However, a decent part of our time, effort, and money is spent inefficiently because the knowledge added is hard to retrieve and, in fact, very little time, effort, and money is currently spent for improving the management of mathematical knowledge.
Of course, the advancements of computer technology, in particular the global web, promise to give us new tools of unprecedented power for making knowledge retrieval much more efficient and, of course, we already feel the practical and pleasant implications of this in our daily work when, by doing a few clicks, we get access to a huge amount of relevant information whose retrieval would have taken us many hours in libraries etc. just a couple of years ago.
However, I think that the urgently necessary improvement of mathematical knowledge management is essentially not a technological question but rather a deeply mathematical question and, in fact, a question of improving our abilities to do formal mathematics. I believe that mathematical knowledge management will turn out to be one of the most exciting future topics of mathematics and will lead to a new understanding of the fundamentals of mathematics in the same way as the foundational problems of mathematics in the early 20th century lead to a new, and much deeper, understanding of mathematics and to a whole wave of new directions, techniques and results. The impacts of advances in mathematical knowledge management on all of science and technology will be dramatic both because of the role of mathematics as the universal "thinking technology" of all science and technology and because techniques to be worked out for mathematical knowledge management will be applicable also for other, less structured, disciplines.
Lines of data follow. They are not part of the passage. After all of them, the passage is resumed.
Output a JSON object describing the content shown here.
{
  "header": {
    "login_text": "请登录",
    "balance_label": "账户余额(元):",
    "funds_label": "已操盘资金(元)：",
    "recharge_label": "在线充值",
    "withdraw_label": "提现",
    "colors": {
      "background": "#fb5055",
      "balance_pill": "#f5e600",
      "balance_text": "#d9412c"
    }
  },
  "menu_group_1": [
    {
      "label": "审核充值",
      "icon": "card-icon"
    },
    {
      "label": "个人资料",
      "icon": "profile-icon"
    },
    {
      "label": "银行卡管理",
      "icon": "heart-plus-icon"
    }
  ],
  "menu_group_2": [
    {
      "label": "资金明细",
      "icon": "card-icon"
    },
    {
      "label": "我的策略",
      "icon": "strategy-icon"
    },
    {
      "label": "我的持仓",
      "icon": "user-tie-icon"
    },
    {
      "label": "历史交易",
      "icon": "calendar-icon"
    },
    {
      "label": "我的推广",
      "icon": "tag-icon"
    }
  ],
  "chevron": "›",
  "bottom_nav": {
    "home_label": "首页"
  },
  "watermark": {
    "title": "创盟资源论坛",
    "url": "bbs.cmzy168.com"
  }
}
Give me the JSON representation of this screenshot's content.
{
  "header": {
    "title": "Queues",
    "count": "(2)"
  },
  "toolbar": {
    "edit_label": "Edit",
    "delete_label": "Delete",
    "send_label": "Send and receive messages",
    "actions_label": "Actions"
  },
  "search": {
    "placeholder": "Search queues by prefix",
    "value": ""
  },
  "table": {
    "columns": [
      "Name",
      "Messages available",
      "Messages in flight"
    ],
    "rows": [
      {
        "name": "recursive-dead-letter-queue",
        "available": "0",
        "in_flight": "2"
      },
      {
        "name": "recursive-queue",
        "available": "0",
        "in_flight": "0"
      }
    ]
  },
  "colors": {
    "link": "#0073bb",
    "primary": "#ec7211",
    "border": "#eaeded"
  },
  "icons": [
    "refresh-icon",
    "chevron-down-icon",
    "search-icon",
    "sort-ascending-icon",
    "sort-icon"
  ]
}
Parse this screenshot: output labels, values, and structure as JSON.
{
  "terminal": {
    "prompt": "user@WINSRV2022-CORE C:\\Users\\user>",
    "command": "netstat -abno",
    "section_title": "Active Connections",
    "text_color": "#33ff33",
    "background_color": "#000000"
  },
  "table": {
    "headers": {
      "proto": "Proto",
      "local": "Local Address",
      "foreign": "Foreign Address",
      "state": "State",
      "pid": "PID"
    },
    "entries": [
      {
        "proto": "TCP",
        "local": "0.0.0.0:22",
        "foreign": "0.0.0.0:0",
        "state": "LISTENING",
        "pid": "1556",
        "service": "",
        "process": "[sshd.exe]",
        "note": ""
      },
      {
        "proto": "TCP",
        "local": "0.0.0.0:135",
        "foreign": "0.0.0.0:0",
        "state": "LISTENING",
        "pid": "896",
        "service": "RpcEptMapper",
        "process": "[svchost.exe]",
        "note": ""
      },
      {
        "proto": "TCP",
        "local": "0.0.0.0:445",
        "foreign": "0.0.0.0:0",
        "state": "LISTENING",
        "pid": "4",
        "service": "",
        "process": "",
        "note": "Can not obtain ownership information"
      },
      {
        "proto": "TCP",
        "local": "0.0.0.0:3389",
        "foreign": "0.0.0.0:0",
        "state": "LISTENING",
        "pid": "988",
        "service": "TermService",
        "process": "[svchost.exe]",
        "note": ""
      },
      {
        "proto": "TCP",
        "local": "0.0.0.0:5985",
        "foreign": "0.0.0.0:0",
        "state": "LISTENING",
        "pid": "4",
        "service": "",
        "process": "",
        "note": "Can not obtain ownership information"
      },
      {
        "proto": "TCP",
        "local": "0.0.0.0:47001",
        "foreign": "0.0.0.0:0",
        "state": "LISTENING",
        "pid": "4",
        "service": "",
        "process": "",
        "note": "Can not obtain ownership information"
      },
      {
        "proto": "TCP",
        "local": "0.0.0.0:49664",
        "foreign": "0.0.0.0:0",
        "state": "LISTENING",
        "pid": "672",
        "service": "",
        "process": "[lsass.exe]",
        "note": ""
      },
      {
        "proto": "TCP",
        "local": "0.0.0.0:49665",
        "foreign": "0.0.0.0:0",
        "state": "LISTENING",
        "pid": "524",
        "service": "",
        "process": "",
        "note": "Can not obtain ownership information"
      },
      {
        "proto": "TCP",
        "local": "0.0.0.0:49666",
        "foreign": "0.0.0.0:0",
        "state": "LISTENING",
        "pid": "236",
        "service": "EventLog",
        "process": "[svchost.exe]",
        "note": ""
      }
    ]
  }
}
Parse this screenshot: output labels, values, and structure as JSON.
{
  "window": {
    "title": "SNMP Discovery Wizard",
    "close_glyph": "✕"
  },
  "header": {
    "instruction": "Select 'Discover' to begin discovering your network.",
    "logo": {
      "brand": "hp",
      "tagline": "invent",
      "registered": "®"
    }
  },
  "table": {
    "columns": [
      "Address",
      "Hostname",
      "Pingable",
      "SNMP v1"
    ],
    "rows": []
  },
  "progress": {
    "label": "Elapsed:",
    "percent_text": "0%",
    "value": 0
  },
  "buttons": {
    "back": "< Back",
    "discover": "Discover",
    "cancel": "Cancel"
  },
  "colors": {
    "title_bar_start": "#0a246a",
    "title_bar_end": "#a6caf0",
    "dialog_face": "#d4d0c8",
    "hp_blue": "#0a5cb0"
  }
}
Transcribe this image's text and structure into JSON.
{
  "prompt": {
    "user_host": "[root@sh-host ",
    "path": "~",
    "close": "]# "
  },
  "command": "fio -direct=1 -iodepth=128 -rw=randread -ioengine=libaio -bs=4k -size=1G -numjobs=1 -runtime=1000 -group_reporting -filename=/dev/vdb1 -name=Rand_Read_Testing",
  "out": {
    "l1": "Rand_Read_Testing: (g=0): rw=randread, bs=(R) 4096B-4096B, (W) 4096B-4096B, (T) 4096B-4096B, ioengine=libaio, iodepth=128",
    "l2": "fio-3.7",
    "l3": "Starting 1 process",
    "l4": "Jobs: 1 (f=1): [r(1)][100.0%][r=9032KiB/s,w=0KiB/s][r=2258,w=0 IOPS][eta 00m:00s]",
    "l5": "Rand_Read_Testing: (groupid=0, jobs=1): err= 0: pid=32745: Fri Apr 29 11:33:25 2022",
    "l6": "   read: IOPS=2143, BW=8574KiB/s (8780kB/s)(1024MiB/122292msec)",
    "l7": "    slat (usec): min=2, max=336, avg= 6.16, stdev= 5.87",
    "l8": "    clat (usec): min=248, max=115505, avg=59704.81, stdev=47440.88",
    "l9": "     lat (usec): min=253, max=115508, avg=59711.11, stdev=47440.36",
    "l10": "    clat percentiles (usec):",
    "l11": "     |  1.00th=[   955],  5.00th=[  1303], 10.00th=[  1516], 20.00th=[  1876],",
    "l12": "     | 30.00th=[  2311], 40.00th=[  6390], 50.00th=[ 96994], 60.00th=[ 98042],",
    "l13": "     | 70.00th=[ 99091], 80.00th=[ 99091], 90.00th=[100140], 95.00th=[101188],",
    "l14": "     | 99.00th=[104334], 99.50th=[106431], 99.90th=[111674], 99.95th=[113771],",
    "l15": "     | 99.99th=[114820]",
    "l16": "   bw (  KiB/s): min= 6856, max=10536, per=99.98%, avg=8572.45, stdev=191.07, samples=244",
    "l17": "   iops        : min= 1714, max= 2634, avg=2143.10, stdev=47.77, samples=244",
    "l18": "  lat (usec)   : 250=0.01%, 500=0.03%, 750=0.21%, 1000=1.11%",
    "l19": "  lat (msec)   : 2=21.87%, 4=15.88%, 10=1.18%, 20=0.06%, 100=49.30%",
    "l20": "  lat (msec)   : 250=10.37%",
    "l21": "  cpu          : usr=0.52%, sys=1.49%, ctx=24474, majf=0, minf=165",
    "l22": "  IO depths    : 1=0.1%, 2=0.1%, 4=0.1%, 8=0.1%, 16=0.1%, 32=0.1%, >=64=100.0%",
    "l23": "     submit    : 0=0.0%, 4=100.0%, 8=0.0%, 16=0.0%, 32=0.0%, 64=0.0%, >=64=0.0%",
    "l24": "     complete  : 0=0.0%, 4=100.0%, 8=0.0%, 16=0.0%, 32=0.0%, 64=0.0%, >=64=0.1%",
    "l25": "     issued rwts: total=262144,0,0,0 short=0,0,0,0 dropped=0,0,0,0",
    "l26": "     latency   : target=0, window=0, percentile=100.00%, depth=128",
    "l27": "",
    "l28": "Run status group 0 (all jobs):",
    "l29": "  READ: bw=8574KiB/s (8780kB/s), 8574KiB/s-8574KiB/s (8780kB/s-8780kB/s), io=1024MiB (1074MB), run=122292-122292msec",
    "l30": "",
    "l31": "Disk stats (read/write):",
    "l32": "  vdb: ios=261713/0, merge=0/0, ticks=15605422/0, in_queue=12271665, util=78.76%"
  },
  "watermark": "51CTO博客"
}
I also think that significant improvement in mathematical knowledge management will only be possible if the next generation of mathematicians reaches a much higher level in mastering the formal aspects of our field. Thus mathematical knowledge management is neither only a question of computer technology nor only a mathematical question but also a question of the sociology of the mathematical community. I am deeply convinced that ample time must be reserved for a thorough practical training of students in the formal and methodological aspects of mathematics in future math and computer science curricula. Only by combining the best tools of computer technology with a new and deep understanding and mastering of the structural formal fabrics of mathematics and the improved formal training of mathematicians will it be possible to reach a new level of accessibility and, hence, usefulness of mathematics.
Because of the high topicality of the emerging field of mathematical knowledge management, I decided to guest-edit a special issue on this topic for the Annals of Mathematics and Artificial Intelligence and, in preparation of this special issue but organizationally independently, to organize an international workshop at RISC. I think that, as far as I know, this workshop is the first international event explicitly devoted to the topic of mathematical knowledge management in general and I am very happy that so many researchers representing so many different approaches are following our invitation. I am looking forward to presentations and discussions that will produce new interactions, ideas, projects and joint political activities for fast advancements in the next few years. In fact, some participants already proposed to host the future second and further editions of the MKM workshop. I think this is great and shows how timely and topical the workshop is.
Let me also take the opportunity to thank those who contributed to making the workshop possible, most prominently to Olga Caprotti, Christian Vogt, and Betina Curtis who basically structured, supervised and did all the preparatory work for this workshop so that I just could enjoy the excitement of the mathematical aspect of the field.